The last thing one usually wishes when amongst the peaks of the Himalayas is to keep their eyes fixed firmly on the ground, fishing for spiders. Yet it is researchers with their noses to the ground who’ve found first reports of a species of Cribblet spiders previously unknown to India from the Lahaul region of Himachal Pradesh.
The spider is of the Draconarius genus, hitherto recorded only in China, which shares its geographic boundaries with Lahaul through the Tibetan Himalayas. It was discovered by Dr. Irina Das Sarkar of the Wildlife Institute of India, working on a grant from the Ministry of Environment, Forest and Climate Change (MOEFCC) under the “All India Coordinated project on ParaTaxonomy & Capacity Building” (AICOPTAX) project since January, 2020.
Dr. Sarkar’s project proposes to give the first national database for Trans-Himalayan spiders ever attempted in India, and the first baseline invertonization of spider species for the state of Himachal Pradesh. The AICOPTAX project aims to not only derive help from the local community as field assistants but also to train them in technical aspects such as identification of the taxon they help the researchers find so that the local community can also be duly recognised for their work.
“By doing this we plan on building a team of parataxologists across various taxa, of which spiders are only a part” said Sarkar while speaking to Mint.
Cribblet spiders – also known as Cribellate – are named for their possession of the specialized “cribellum” organ, which helps them make thick, sticky webs. These species dwell mostly close to the ground and are very sensitive to movements in it. “Because it is so sensitive to movements in the ground, we are assuming that it can be a potentially indicative taxon of disturbances in the ecosystem around Lahaul, though we are yet to conclusively establish it” said Sarkar.
Spiders, in general, are fantastic ecologically indicative species, as their habitats are highly specialized. Specific species are found in specific environments, and they’re sensitive to even tiny changes in their ecosystem. For example, the spider Araniella maasdorpi, was found only in Poplar plantations of Keylong during the survey. Similarly, tarantula species of the family Nemessidae, are found only in lower elevation areas of the Eastern Himalayas. So, a species found away from its natural habitat or rapidly changing in population provides an excellent indicator of the health of complex ecosystems like forests whose health can be difficult to track.

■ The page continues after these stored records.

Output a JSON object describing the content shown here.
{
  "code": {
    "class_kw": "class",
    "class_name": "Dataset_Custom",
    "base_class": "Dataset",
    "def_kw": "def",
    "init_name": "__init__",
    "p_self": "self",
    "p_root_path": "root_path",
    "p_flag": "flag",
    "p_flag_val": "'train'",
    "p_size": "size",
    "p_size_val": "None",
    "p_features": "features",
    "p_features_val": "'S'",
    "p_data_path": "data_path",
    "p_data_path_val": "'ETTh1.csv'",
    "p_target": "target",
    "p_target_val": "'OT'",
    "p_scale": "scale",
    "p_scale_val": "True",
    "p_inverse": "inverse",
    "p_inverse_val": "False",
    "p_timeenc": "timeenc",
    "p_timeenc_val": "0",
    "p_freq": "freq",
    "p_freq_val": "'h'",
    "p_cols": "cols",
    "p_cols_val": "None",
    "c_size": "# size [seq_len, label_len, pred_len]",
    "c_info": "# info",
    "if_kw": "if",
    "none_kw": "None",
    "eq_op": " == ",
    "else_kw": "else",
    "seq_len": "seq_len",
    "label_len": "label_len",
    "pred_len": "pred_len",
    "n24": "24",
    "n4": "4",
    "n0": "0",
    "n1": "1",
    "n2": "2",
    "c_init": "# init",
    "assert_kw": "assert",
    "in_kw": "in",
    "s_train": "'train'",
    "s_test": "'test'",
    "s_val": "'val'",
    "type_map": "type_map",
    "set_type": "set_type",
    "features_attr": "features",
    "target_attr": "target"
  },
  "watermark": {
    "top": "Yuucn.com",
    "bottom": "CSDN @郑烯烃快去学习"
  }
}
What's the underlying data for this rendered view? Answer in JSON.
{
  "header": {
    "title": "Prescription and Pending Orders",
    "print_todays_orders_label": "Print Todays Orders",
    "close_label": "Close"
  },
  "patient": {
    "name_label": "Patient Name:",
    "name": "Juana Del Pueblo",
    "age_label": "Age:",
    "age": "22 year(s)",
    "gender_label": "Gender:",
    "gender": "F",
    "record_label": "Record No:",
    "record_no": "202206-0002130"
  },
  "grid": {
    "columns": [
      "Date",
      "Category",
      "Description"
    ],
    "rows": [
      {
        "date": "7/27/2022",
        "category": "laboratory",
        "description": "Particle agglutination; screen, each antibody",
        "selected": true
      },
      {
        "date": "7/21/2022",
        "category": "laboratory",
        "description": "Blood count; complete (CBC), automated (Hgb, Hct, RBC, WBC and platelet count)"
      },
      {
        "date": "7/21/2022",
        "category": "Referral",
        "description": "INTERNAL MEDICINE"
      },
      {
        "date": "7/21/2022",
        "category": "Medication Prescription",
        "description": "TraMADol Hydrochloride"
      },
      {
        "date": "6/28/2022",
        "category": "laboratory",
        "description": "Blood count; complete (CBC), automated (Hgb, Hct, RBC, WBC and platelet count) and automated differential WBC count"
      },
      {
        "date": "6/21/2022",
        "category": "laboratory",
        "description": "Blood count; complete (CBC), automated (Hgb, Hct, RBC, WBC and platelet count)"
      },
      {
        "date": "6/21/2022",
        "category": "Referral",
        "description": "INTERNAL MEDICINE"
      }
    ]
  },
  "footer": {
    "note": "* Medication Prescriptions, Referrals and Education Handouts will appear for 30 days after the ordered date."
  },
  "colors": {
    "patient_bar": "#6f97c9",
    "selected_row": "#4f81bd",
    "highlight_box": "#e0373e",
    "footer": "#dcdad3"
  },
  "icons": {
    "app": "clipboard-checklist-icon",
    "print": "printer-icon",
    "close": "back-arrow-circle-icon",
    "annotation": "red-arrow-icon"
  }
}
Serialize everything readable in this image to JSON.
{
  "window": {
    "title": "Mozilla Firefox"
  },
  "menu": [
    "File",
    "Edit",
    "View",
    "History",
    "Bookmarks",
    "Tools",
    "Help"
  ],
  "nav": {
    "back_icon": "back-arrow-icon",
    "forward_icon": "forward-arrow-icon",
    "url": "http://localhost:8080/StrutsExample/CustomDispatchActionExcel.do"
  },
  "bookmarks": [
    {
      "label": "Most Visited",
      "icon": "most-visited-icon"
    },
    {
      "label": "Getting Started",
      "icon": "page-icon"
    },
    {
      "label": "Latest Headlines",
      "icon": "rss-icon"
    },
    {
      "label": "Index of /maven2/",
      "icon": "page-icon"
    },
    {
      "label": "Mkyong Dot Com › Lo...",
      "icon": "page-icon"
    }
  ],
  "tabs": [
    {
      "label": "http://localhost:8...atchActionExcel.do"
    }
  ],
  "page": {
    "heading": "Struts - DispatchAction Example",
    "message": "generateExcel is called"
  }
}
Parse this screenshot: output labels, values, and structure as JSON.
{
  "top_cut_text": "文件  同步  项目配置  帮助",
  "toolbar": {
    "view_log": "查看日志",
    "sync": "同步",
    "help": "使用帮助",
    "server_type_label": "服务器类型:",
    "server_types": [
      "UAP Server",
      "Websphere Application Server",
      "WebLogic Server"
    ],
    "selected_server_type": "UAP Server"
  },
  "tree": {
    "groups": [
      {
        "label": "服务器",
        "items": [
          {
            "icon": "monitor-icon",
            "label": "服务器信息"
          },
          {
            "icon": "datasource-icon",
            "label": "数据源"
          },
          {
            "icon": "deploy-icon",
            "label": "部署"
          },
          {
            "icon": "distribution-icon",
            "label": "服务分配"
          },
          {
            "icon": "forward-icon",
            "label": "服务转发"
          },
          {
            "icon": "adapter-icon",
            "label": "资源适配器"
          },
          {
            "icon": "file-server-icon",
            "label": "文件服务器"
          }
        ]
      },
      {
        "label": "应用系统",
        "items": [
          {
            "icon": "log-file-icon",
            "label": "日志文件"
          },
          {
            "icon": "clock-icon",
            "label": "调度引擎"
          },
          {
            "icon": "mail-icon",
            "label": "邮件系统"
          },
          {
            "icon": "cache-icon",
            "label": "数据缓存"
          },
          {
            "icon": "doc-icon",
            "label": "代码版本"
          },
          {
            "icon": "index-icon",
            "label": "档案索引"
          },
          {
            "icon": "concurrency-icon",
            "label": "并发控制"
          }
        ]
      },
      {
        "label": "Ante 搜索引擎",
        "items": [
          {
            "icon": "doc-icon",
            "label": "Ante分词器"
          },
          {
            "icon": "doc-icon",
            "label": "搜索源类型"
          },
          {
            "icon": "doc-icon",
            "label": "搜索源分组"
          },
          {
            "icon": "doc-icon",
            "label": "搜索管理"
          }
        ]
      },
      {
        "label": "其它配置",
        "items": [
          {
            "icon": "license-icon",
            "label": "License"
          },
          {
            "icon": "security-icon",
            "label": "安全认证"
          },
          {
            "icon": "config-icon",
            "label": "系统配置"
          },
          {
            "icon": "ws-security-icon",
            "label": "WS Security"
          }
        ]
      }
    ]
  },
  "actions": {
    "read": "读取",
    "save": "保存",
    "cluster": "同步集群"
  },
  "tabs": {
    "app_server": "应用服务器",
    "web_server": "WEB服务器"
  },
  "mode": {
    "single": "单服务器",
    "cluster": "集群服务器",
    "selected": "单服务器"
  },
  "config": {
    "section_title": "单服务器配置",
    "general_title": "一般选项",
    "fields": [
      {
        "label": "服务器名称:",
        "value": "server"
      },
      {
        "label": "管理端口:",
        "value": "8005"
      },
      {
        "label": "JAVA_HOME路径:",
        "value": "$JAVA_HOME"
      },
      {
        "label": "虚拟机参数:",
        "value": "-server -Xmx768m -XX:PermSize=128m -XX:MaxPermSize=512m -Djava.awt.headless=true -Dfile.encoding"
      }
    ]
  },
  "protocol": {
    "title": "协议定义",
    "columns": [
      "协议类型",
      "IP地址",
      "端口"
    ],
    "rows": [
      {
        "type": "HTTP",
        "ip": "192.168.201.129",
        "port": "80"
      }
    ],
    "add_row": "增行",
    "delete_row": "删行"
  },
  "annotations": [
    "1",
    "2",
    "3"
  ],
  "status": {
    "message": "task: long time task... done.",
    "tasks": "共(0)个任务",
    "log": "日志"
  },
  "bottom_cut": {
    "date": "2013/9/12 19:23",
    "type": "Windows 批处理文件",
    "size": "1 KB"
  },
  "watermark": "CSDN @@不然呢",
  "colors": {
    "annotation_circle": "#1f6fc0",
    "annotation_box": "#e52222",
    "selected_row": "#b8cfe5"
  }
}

Besides, spiders are also nature’s ultimate superpredators whose population keeps a check on the rapidly multiplying insect species which would otherwise be drowning the planet. According to a 2017 BBC report, they top the global predator charts, devouring 400-800 million tonnes of prey collectively for a population of 25 million tonnes. Impact on their numbers and habits has enormous cascading effects for the ecosystem of which they are part.
Despite this scientific relevance, research into spiders, and arachnids in general, is woefully scant. “We don't know where and how the distribution of these species is in India, especially northern India because we are the first to conduct [this research” said Dr. Manju Siliwal, arachnologist at the Wildlife Institute of India while speaking to Mint. “The occurrence of this cribblet spider genus in India is a reflection of how understudied this taxon is in general, and how fragmented our knowledge is of Indian spiders, especially in the Himalayan region” said Dr. Sarkar.
A large part of the reason, the researchers cite, is the lack of glamor – mostly associated with exotic species like tigers and snow-leopards – in spiders. “It is hard to be taken seriously amongst bureaucrats, forest officials, field assistants and even fellow environmental researchers when you tell them you study spiders,” said Sarkar. This negatively impacts funding and attitudes towards the value of research in spiders, which in turn reflects in the scarce expertise and field data to be found on the subject in India.
Even with the best of intentions and funding, the taxonomic classification of spiders can be expensive and highly technical. The species is so diverse and so understudied in general that classification of a new discovery can be a tedious affair requiring an expert each in their own respective taxon. “Besides, not everyone can have a powerful microscope required to do the genitalia analysis required to ascertain a new species,” Siliwal points out, making research even more challenging from an economic and logistical perspective.
Regardless, formal documentation on the lines of this project, the researchers believe, forms the frontlines for a systematic scientific study of arachnids and their relations to ecologically sensitive environments such as the Trans-Himalayas.
“A systematic dataset of diversity for any species forms the backdrop of all research into their conservation and impact on ecology” said Dr. Robin Panjikar, assistant professor of Environmental Studies at Sri Venkateswara College, University of Dehli, and a herpetologist working on collating a similar dataset for frog-diversity in India.
The discovery of the cribblet species, along with other findings of the taxonomic project, are being prepared for publication during this year. However, “we are 99% sure this is a new species in India” said Dr. Siliwal, an expert on spider taxonomy who had overseen the genitalia analysis on the cribblet spider species. Further analysis based on peer-review of the paper is awaited, but the researchers remain confident in their findings.
Binit Priyaranjan is a freelance journalist, author and poet.